How much is nine months of pregnancy, labor, and the birth of a child worth? Less than 10 cents an hour, according to the supposed "Culture of Life" warriors in Texas.
The "Adoption Incentive Program" -- otherwise known as the Texas Baby Purchasing Act of 2007 -- would offer women $500 for forgoing abortion, giving birth and then signing away their parental rights. It does not apply to women who choose to keep their children or to women who choose adoption without first visiting an abortion provider, and it's being billed as an anti-abortion measure.
Talk about commodifying women's bodies.
This law would essentially pay women to rent out their uteruses. As BitchPhD points out, it's not about encouraging childbirth, it's about bribing women out of abortion and into adoption, effectively using them as cheap labor to create a child for someone else. Five hundred dollars isn't anywhere near enough to pay for the costs of pregnancy, like pre-natal care, maternity clothes, extra food, and time taken off of work. The bill even states that abortion providers -- and abortion providers alone -- are required to offer the funding to women seeking terminations. The funding is not offered to pregnant women who independently choose to give a child up for adoption. It's significantly less than women make by donating their eggs, even though common sense would dictate that being pregnant for nine months and birthing a child is slightly more labor-intensive than egg donation. Of course, there is a disproportionate demand for eggs from white, college-educated women, and egg donors get paid on a sliding scale which takes into account everything from their physical attractiveness to their SAT scores, both of which are linked to socioeconomic status. If there was ever an example of what kind of women are valued in America, this is it -- and it's not the low-income pregnant women who Texas Republicans are trying to bribe out of abortion for a couple hundred bucks.

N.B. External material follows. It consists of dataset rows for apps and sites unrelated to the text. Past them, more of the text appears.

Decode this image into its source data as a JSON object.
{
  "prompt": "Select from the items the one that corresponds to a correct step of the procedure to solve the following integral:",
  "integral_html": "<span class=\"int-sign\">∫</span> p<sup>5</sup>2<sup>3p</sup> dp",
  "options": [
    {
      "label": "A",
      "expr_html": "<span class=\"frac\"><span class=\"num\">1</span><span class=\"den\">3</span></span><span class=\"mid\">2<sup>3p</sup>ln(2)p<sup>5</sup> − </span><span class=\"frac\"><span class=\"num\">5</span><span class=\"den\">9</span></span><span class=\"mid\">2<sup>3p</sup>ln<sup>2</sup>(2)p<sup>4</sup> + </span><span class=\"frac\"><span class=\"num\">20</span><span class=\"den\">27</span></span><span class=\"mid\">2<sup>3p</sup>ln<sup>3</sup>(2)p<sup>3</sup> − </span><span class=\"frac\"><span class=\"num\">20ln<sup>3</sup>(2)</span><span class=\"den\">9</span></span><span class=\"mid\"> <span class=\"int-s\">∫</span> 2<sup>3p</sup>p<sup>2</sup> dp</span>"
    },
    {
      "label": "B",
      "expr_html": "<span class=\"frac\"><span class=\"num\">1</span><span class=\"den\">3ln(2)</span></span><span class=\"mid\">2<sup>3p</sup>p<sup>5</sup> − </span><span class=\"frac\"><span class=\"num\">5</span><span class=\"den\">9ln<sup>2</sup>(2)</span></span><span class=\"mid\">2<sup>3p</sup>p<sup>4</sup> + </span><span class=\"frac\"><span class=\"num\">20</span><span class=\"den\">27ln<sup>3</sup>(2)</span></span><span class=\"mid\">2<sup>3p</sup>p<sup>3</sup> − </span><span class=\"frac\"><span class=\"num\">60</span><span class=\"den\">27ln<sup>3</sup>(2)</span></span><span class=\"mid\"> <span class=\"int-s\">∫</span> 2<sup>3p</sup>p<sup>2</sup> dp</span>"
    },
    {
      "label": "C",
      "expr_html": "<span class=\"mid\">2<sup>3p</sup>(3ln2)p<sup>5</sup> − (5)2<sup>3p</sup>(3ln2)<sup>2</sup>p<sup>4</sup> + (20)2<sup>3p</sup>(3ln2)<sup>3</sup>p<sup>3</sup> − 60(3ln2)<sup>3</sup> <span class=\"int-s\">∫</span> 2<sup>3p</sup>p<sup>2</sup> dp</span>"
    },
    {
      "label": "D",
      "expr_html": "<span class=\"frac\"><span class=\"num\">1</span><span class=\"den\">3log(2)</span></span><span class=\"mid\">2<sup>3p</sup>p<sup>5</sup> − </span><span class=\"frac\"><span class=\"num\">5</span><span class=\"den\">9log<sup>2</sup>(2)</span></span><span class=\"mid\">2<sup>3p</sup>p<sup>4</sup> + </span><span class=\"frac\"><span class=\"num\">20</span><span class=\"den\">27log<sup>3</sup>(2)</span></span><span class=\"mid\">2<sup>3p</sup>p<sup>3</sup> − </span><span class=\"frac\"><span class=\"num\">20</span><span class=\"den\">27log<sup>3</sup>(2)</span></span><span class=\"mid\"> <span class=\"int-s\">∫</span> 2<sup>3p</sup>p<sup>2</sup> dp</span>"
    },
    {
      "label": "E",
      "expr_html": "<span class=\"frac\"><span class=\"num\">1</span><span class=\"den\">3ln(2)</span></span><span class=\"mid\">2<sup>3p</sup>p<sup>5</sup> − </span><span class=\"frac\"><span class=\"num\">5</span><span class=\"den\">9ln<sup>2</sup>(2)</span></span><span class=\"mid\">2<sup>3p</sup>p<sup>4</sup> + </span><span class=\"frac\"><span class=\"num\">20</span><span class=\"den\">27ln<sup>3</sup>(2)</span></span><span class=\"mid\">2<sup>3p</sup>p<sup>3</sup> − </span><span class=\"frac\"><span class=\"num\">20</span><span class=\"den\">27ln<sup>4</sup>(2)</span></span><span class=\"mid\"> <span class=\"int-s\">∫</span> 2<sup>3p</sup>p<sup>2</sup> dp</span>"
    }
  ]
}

Baby-selling, it should be noted, is pretty illegal. But the proposed Texas law deals with that by simply saying that the anti-baby-selling statute "does not apply to the grant or acceptance of money under this section." Well ok then.

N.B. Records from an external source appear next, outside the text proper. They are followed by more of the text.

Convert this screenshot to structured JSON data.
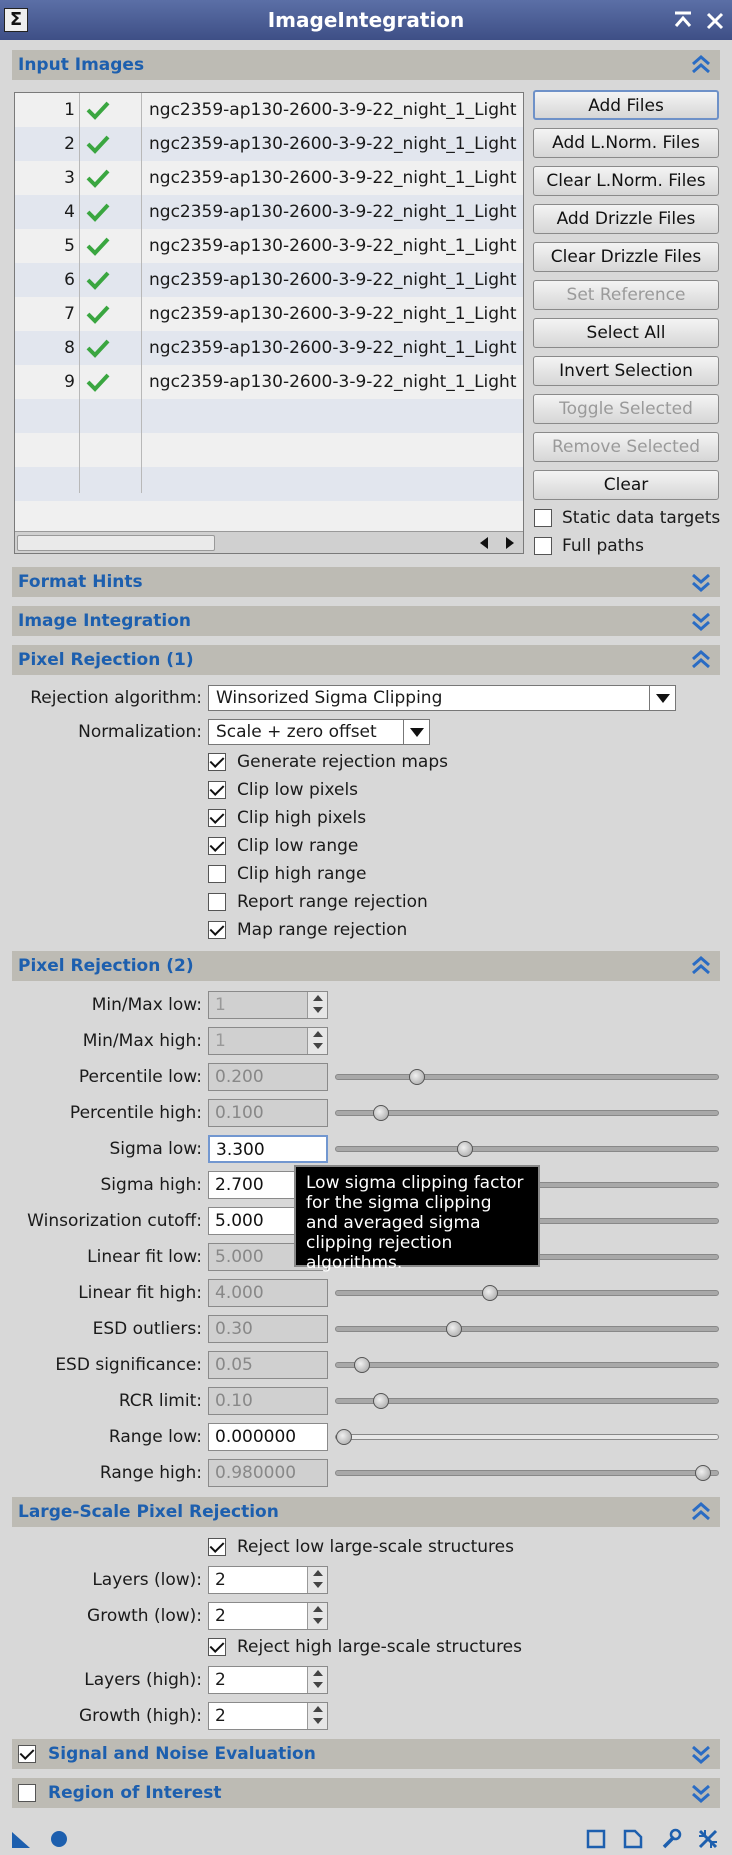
{
  "window": {
    "title": "ImageIntegration",
    "app_icon": "Σ",
    "collapse_icon": "collapse-icon",
    "close_icon": "close-icon"
  },
  "colors": {
    "section_title": "#1d5fae",
    "title_bar": "#4a5c94",
    "check_green": "#3aa640",
    "arrow_blue": "#2a6cc4"
  },
  "input_images": {
    "title": "Input Images",
    "files": [
      {
        "index": "1",
        "name": "ngc2359-ap130-2600-3-9-22_night_1_Light"
      },
      {
        "index": "2",
        "name": "ngc2359-ap130-2600-3-9-22_night_1_Light"
      },
      {
        "index": "3",
        "name": "ngc2359-ap130-2600-3-9-22_night_1_Light"
      },
      {
        "index": "4",
        "name": "ngc2359-ap130-2600-3-9-22_night_1_Light"
      },
      {
        "index": "5",
        "name": "ngc2359-ap130-2600-3-9-22_night_1_Light"
      },
      {
        "index": "6",
        "name": "ngc2359-ap130-2600-3-9-22_night_1_Light"
      },
      {
        "index": "7",
        "name": "ngc2359-ap130-2600-3-9-22_night_1_Light"
      },
      {
        "index": "8",
        "name": "ngc2359-ap130-2600-3-9-22_night_1_Light"
      },
      {
        "index": "9",
        "name": "ngc2359-ap130-2600-3-9-22_night_1_Light"
      }
    ],
    "buttons": {
      "add_files": "Add Files",
      "add_lnorm": "Add L.Norm. Files",
      "clear_lnorm": "Clear L.Norm. Files",
      "add_drizzle": "Add Drizzle Files",
      "clear_drizzle": "Clear Drizzle Files",
      "set_reference": "Set Reference",
      "select_all": "Select All",
      "invert_selection": "Invert Selection",
      "toggle_selected": "Toggle Selected",
      "remove_selected": "Remove Selected",
      "clear": "Clear"
    },
    "static_data_targets": "Static data targets",
    "full_paths": "Full paths"
  },
  "sections": {
    "format_hints": "Format Hints",
    "image_integration": "Image Integration",
    "pixel_rejection_1": "Pixel Rejection (1)",
    "pixel_rejection_2": "Pixel Rejection (2)",
    "large_scale": "Large-Scale Pixel Rejection",
    "signal_noise": "Signal and Noise Evaluation",
    "roi": "Region of Interest"
  },
  "pixel_rejection_1": {
    "rejection_algorithm_label": "Rejection algorithm:",
    "rejection_algorithm_value": "Winsorized Sigma Clipping",
    "normalization_label": "Normalization:",
    "normalization_value": "Scale + zero offset",
    "options": {
      "generate_maps": "Generate rejection maps",
      "clip_low_pixels": "Clip low pixels",
      "clip_high_pixels": "Clip high pixels",
      "clip_low_range": "Clip low range",
      "clip_high_range": "Clip high range",
      "report_range": "Report range rejection",
      "map_range": "Map range rejection"
    }
  },
  "pixel_rejection_2": {
    "minmax_low_label": "Min/Max low:",
    "minmax_low": "1",
    "minmax_high_label": "Min/Max high:",
    "minmax_high": "1",
    "percentile_low_label": "Percentile low:",
    "percentile_low": "0.200",
    "percentile_low_pos": 0.2,
    "percentile_high_label": "Percentile high:",
    "percentile_high": "0.100",
    "percentile_high_pos": 0.1,
    "sigma_low_label": "Sigma low:",
    "sigma_low": "3.300",
    "sigma_low_pos": 0.33,
    "sigma_high_label": "Sigma high:",
    "sigma_high": "2.700",
    "sigma_high_pos": 0.27,
    "winsor_label": "Winsorization cutoff:",
    "winsor": "5.000",
    "winsor_pos": 0.5,
    "linear_low_label": "Linear fit low:",
    "linear_low": "5.000",
    "linear_low_pos": 0.5,
    "linear_high_label": "Linear fit high:",
    "linear_high": "4.000",
    "linear_high_pos": 0.4,
    "esd_outliers_label": "ESD outliers:",
    "esd_outliers": "0.30",
    "esd_outliers_pos": 0.3,
    "esd_sig_label": "ESD significance:",
    "esd_sig": "0.05",
    "esd_sig_pos": 0.05,
    "rcr_label": "RCR limit:",
    "rcr": "0.10",
    "rcr_pos": 0.1,
    "range_low_label": "Range low:",
    "range_low": "0.000000",
    "range_low_pos": 0.0,
    "range_high_label": "Range high:",
    "range_high": "0.980000",
    "range_high_pos": 0.98
  },
  "tooltip": "Low sigma clipping factor for the sigma clipping and averaged sigma clipping rejection algorithms.",
  "large_scale": {
    "reject_low": "Reject low large-scale structures",
    "layers_low_label": "Layers (low):",
    "layers_low": "2",
    "growth_low_label": "Growth (low):",
    "growth_low": "2",
    "reject_high": "Reject high large-scale structures",
    "layers_high_label": "Layers (high):",
    "layers_high": "2",
    "growth_high_label": "Growth (high):",
    "growth_high": "2"
  }
}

I also suspect that this is less about preventing abortion than it is about insuring that the children of "unfit" mothers -- those 1 in 3 American women who will terminate a pregnancy at some point in her life -- are re-distributed to parents who are deemed to be better suited to raise them.
Adoption can be a wonderful thing for both pregnant women and people who want to adopt children -- but not when it's coercive (and especially when that coercion is insultingly low-balled). Pregnancy is no walk in the park. Neither is childbirth. If, as a society, we're going to decide that these things are worth financial compensation, then we need to compensate women who give birth for their labor (no pun intended) regardless of whether they keep the child or put it up for adoption. Or we need to decide that pregnancy, childbirth and adoption should be a completely voluntary and non-coercive process -- in which case we need to make sure that women have the widest variety of choices possible by increasing access to contraception, medically accurate sexual health information, secular adoption services and abortion; recognizing that infringements on our reproductive freedom are inexcusable violations of our most basic human rights to bodily integrity and autonomy; and making it possible for women to choose to give birth by promoting universal health care, more flexible work and education policies, paid parental leave, affordable childcare, better relief for low-income women with children, and an improved social safety net.
But you won't hear any of this from so-called "pro-life" politicians and leaders, who are remarkably disinterested in actually decreasing the abortion rate. They prefer to punish women for violating the right-wing version of sexual morality (in which you exchange sex for a wedding ring, let God decide how many babies you have, and everyone is heterosexual) by restricting and attempting to outlaw abortion, passing off medically inaccurate abstinence-only propaganda as "sex education," and quite literally viewing women as vessels for reproduction.
This law is unlikely to make it out of committee, but it's nonetheless reflective of just how little "pro-life" politicians and leaders actually care about women, beyond our ability to make a child for someone else. And despite the lip service they pay to babies, they don't care about kids all that much either -- 100% of the worst legislators for children in this country are "pro-life."
Paying women 7 cents an hour if they carry a pregnancy to term and then give the child up for adoption is not "pro-life." But it's good to know that pro-life politicians love babies so much that they're willing to sell them for bargain-basement prices.